Astory of contagion and the disastrous effect of virus infection provides the inspiration and back-story to Singapore-based designer, Xie QianQian’s collection submitted to iD fashion week this year.
The 23-year-old designer is in her last year of study, completing a Bachelor of Honours at Nanyang College of Fines Arts (in collaboration with the University of East London), and is excited by the prospect of coming to New Zealand this March to show her work in front of a panel of prestigious judges.
QianQian’s collection is all about taking minimalist, masculine shapes and maximizing unexpected details. She took some time out before her travel to New Zealand to speak to Sly on the Wall.
SOTW: Where did your fashion journey begin?
QQ: It started when I did a set of 5 fashion illustrations inspired by Singapore architecture for my secondary school art class in 2011. The illustrations got me thinking, what if I can make them come alive? I was really interested in making these avant-garde looking illustrations into practical and wearable garments [so] I enrolled in the Diploma in Apparel Design and Merchandising at Temasek Polytechnic in 2012.
SOTW: Are your designs a reflection of your own personal style, if so, why/ why not?
QQ: Yes, definitely! I love minimalism with a twist. I like to see interesting details and construction on my clothes, but overall it should be effortless, without looking over done. I would [usually] try on the finished garment and feel it from the perspective of the wearer, instead of the designer.
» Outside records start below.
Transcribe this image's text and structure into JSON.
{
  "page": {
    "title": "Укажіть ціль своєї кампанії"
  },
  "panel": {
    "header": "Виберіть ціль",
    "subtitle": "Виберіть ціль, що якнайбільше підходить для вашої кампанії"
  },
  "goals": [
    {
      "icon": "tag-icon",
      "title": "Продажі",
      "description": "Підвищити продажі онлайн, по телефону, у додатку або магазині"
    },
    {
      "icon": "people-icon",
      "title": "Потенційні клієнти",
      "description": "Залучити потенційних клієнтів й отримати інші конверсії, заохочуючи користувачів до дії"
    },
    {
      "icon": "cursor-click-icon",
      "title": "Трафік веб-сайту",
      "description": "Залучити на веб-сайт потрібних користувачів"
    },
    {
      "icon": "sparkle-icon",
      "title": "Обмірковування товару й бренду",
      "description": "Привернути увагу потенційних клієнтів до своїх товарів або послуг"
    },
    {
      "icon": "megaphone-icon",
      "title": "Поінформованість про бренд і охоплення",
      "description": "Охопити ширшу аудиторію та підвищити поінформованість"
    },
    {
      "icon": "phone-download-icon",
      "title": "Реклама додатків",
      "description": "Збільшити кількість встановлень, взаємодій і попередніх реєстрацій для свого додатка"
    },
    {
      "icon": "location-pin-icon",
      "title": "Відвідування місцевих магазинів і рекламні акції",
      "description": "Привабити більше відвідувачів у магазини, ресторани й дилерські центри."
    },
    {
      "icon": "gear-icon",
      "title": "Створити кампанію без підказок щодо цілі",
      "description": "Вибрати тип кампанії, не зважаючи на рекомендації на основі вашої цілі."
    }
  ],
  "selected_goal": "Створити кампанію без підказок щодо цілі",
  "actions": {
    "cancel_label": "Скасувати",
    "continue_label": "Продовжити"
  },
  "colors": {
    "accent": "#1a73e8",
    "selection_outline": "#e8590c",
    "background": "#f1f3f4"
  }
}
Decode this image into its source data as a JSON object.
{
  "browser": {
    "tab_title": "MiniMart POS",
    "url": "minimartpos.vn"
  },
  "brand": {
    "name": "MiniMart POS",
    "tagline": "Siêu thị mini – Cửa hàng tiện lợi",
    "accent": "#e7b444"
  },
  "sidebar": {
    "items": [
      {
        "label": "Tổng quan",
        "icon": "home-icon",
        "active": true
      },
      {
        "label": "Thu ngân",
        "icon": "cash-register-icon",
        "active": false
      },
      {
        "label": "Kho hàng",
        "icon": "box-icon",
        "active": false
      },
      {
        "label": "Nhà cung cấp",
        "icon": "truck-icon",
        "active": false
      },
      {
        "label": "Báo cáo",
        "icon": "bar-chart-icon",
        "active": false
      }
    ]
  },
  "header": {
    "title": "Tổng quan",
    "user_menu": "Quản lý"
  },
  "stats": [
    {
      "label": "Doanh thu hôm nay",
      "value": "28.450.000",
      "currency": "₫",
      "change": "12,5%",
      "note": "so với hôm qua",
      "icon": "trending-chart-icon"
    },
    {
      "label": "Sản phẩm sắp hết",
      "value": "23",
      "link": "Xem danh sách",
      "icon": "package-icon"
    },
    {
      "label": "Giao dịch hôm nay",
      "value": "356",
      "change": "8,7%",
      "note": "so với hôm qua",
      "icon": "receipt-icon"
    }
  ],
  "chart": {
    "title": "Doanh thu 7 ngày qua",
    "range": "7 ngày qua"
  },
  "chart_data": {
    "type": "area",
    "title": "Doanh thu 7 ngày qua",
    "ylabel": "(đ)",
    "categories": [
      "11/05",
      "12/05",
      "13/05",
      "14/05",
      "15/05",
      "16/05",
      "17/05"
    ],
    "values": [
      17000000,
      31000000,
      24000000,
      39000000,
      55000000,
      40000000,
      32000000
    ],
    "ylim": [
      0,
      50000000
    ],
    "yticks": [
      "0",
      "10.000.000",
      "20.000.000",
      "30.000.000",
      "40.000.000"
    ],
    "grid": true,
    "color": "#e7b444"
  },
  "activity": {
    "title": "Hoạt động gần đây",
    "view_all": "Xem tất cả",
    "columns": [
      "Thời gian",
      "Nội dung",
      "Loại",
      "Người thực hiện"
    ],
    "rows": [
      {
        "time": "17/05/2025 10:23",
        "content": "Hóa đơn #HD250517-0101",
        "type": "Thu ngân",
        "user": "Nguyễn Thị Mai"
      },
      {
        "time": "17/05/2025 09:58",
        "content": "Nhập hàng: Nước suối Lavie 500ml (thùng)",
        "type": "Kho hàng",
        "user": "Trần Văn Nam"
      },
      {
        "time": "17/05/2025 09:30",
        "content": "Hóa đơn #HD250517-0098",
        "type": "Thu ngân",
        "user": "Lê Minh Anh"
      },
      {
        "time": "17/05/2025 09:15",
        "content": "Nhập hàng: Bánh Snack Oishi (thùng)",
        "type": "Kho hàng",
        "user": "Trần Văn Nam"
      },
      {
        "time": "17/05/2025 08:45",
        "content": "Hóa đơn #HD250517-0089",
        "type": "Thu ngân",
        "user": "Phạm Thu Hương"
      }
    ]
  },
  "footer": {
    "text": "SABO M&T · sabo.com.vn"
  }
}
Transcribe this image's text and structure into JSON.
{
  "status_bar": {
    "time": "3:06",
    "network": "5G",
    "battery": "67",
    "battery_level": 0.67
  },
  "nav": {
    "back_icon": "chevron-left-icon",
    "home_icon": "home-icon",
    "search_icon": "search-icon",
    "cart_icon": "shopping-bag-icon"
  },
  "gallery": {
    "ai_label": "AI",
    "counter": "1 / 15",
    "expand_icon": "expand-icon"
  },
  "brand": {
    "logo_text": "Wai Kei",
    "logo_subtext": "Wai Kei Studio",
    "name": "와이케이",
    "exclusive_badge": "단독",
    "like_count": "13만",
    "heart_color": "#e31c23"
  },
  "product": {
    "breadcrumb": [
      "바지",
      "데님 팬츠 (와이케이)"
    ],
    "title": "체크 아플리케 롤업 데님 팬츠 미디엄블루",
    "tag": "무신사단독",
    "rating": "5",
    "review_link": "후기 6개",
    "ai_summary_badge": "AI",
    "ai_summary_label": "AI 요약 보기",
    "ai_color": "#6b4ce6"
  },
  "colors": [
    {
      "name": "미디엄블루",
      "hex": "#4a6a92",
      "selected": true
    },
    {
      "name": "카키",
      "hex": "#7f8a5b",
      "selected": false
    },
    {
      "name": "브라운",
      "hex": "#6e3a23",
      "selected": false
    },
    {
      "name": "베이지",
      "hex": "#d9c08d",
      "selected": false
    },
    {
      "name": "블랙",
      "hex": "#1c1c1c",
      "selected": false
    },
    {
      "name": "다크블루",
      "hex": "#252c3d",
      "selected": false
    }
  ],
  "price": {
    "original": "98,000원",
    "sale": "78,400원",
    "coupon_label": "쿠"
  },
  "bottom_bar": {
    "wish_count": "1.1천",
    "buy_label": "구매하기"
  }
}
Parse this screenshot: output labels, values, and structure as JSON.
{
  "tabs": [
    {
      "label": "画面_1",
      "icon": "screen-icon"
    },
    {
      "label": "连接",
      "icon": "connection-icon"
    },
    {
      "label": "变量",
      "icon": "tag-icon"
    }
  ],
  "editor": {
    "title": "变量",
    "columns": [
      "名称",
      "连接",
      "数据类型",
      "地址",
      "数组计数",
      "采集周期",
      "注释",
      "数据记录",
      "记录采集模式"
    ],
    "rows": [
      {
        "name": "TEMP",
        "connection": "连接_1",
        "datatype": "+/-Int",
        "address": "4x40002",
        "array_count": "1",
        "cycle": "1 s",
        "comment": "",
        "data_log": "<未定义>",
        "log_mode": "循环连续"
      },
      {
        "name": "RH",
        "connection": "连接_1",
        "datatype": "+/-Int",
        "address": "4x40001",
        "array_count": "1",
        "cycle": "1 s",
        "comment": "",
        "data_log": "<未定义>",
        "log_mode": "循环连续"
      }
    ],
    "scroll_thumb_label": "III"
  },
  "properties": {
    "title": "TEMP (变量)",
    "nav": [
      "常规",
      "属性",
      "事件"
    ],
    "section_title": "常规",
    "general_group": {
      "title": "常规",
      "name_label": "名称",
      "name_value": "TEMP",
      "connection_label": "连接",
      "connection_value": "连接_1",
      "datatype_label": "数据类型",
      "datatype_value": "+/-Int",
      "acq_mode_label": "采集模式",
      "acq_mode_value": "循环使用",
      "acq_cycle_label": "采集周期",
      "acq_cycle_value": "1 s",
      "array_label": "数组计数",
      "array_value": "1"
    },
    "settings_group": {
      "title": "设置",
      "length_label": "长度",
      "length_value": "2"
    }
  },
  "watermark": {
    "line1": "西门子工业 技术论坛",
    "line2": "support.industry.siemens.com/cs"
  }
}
Therefore, it is natural for me to reflect my own style on to my designs.
SOTW: How did you come up with the idea to look at the theme of ‘Contagion’ for the collection that you’ll be showing at i-D?
QQ: I started on ‘Contagion’ in 2014, which is the year of the Ebola outbreak. I remembered watching Ebola-related news on TV almost everyday and that sparked my design ideas. I am often inspired by current affairs.
SOTW: What were the challenges in translating this theme into the garments and what did you start with?
QQ: I wasn’t trying to create a collection that is virus-like, colourful or complicated—it would not be my style. I wanted to show people how virus parasites multiply and become disastrous really quickly [and that] these movements translate into irregular shapes, and unexpected construction (and placement) of the garment details. The challenge lies in showing an abstract idea of the virus infection, without using anything virus-like.
SOTW: I love that you want to empower women and encourage them to embrace change. Where does this motivation come from and what do you think today’s women need in their wardrobes?
QQ: Fashion not only inspires self-expression, but also our culture and identity. They way we dress reflects who we are. I want to see more women wearing designer clothing that has a certain level of exclusivity. I want them to feel confident and creative when people compliment their clothes. Dressing well is the first step to embracing art [and] beauty and embracing change in their life and career. Forget about the essentials, women should fill their wardrobe with beautiful statement pieces and build an identity through the way they dress.
SOTW: How would you describe your design process?
QQ: I usually start my design process with images in mind, and then I manipulate these images on a sketchbook. From there, I start sketching. Sometimes I work with the mannequin stands [and] sometimes I work with the fabrics first. Experimentation is the key factor in my design process.
SOTW: What is happening in the Singapore fashion scene at the moment in terms of trends and design?
QQ: Singapore used to feature more brands from other countries—rather than those from Singapore [shown] at Singapore Fashion Week—as a result of the small apparel manufacturing industry here. But I’m glad that more and more emerging young talents are making an effort in building homegrown labels despite the difficulties. I wish the government could see the fashion industry as a ‘soft power’ for economy growth in Singapore, and that more support could be given to the local fashion scene.
SOTW: Which local Singaporean and international designers inspire you?
SOTW: You’re completing your Honours year at the Nanyang Academy of Fine arts—how important is it to gain those extra qualifications?
QQ: [With] Singapore being the leading financial hub, employers tend to look at paper qualifications first before they decide whether to have an interview with you. In fact, if you have excellent paper qualifications you will always stand out among the crowd. For me, gaining more skills and design experience in my BA is more valuable than paper qualification.
SOTW: Where do you see yourself in five years time and where do you plan to take your career?
QQ: Knowing the challenges faced by start-ups in Singapore, I want to kick-start the manufacturing industry [here]. With my network in Guangzhou, China, I wish to provide a one-stop supply chain service such as fabric sourcing, manufacturing and other customisable services to help fashion start-ups scale as they grow. I want to empower local labels to focus on the value creation activities of their business without worrying so much about production difficulties. With a smoother manufacturing industry in Singapore it would mean that I can start my label much more easily. I’m very confident in setting up my own label in the near future.
SOTW: Finish this sentence: I want my designs…
QQ: …to inspire.
Check out QianQian’s websites below: